A similar uncertainty about what prophet Jesus was is reported by Mark and Luke (9:7-8):
King Herod heard of it, for Jesus’ name had become known. Some said, “John the Baptist has been raised from the dead. That is why these miraculous powers are at work in him.” But others said, “He is Elijah.” And others said, “He is a prophet, like one of the prophets of old.” (Mark 6:14-15)
There are several incidents in which people declared with certainty that Jesus was a prophet, and some of these are quoted below:
And when he entered Jerusalem, the whole city was stirred up, saying, “Who is this?” And the crowds said, “This is the prophet Jesus, from Nazareth of Galilee.” (Matt. 21:10-11)
And although they were seeking to arrest him, they feared the crowds, because they held him to be a prophet. (Matt. 21:46)
Then he came up and touched the bier, and the bearers stood still. And he said, “Young man, I say to you, arise.” And the dead man sat up and began to speak, and Jesus gave him to his mother. Fear seized them all, and they glorified God, saying, “A great prophet has arisen among us!” and “God has visited his people!” (Luke 7:14-16)

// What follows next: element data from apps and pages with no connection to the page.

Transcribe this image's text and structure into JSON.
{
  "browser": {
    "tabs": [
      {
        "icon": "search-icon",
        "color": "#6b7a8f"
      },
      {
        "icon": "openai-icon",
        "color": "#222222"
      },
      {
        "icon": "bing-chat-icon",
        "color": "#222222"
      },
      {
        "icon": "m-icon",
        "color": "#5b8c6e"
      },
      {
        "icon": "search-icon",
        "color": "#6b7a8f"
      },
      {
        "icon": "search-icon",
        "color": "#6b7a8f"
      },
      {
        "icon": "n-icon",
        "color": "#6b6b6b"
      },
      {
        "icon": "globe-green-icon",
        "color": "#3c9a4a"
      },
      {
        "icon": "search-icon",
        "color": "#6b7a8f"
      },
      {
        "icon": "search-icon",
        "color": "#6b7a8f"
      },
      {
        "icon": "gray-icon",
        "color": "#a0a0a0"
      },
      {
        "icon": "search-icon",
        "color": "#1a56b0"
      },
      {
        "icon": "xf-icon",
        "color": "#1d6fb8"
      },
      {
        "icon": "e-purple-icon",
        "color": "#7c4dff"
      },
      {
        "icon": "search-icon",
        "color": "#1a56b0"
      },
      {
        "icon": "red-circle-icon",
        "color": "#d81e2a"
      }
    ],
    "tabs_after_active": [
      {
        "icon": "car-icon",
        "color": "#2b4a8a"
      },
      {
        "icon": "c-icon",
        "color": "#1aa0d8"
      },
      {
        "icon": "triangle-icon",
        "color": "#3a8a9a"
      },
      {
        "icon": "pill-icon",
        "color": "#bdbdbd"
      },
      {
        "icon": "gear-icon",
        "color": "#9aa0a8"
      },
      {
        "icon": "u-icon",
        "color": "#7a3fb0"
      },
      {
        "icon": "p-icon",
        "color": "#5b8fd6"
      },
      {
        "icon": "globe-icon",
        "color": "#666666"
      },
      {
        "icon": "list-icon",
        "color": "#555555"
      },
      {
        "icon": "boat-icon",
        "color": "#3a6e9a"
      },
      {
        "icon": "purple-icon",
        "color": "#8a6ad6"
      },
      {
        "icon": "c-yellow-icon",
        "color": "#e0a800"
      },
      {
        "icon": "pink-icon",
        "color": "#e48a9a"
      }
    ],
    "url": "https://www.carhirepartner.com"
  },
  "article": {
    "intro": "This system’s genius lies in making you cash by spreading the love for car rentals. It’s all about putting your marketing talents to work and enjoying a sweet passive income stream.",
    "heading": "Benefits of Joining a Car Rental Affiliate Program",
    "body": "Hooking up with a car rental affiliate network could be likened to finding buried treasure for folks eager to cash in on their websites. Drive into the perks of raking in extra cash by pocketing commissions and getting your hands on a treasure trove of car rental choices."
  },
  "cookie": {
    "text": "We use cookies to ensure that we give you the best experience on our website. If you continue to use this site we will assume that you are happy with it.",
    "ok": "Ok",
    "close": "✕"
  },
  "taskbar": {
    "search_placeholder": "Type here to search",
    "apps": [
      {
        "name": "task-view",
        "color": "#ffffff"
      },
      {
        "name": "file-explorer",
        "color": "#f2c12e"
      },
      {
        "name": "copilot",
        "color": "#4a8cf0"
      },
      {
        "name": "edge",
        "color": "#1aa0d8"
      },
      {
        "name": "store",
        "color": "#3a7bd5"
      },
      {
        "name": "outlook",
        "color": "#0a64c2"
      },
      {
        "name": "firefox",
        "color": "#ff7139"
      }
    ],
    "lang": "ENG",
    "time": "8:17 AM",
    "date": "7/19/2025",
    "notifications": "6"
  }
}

Now when the Pharisee who had invited him saw this, he said to himself, “If this man were a prophet, he would have known who and what sort of woman this is who is touching him, for she is a sinner.” (Luke 7:39)
Interestingly, even the Gospel of John which, as we will later see, differs from the Synoptics in clearly treating Jesus as a god from eternity reports a number of incidents in which people called Jesus a prophet (John 4:17-19, 6:12-14, 7:39-40, 7:50-52, 9:16-17).
All these references point to how Jesus introduced himself and how he was seen by people: a prophet sent by God. This is how he is presented in the Qur’an. Jesus’ divine image is a later development that the historical Jesus had no hand in and even forewarned against, as we shall see later.
I should mention that other titles that confirm Jesus’ human nature are also applied to him in the Gospels. One particularly significant title is “servant,” which was discussed earlier. Another title that clearly implies that Jesus was a human being is “rabbi” or “teacher” (e.g. Mark 9:5; Matt. 26:25).